- AIM OF THE TASK -
From start to end, write out the following data exactly, apart from its images.

(DATA PROVIDED)

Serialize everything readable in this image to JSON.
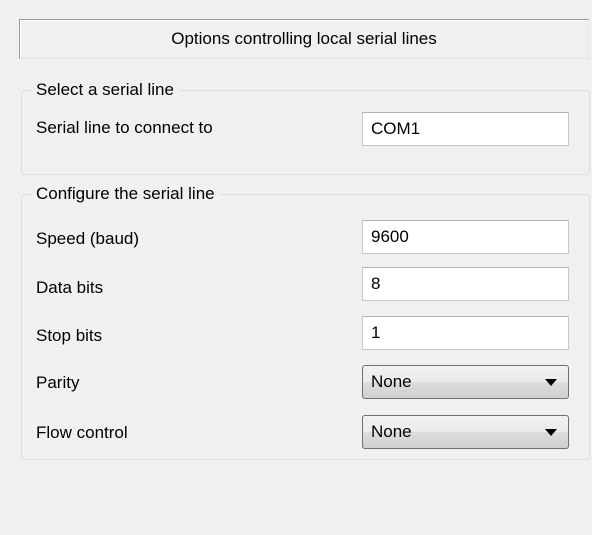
{
  "header": {
    "title": "Options controlling local serial lines"
  },
  "select_group": {
    "legend": "Select a serial line",
    "line_label": "Serial line to connect to",
    "line_value": "COM1"
  },
  "config_group": {
    "legend": "Configure the serial line",
    "speed_label": "Speed (baud)",
    "speed_value": "9600",
    "databits_label": "Data bits",
    "databits_value": "8",
    "stopbits_label": "Stop bits",
    "stopbits_value": "1",
    "parity_label": "Parity",
    "parity_value": "None",
    "flow_label": "Flow control",
    "flow_value": "None"
  },
  "icons": {
    "dropdown": "chevron-down-icon"
  }
}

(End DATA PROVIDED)

- RESPONSE TO THIS EXERCISE -
Serialize everything readable in this image to JSON.
{
  "header": {
    "title": "Options controlling local serial lines"
  },
  "select_group": {
    "legend": "Select a serial line",
    "line_label": "Serial line to connect to",
    "line_value": "COM1"
  },
  "config_group": {
    "legend": "Configure the serial line",
    "speed_label": "Speed (baud)",
    "speed_value": "9600",
    "databits_label": "Data bits",
    "databits_value": "8",
    "stopbits_label": "Stop bits",
    "stopbits_value": "1",
    "parity_label": "Parity",
    "parity_value": "None",
    "flow_label": "Flow control",
    "flow_value": "None"
  },
  "icons": {
    "dropdown": "chevron-down-icon"
  }
}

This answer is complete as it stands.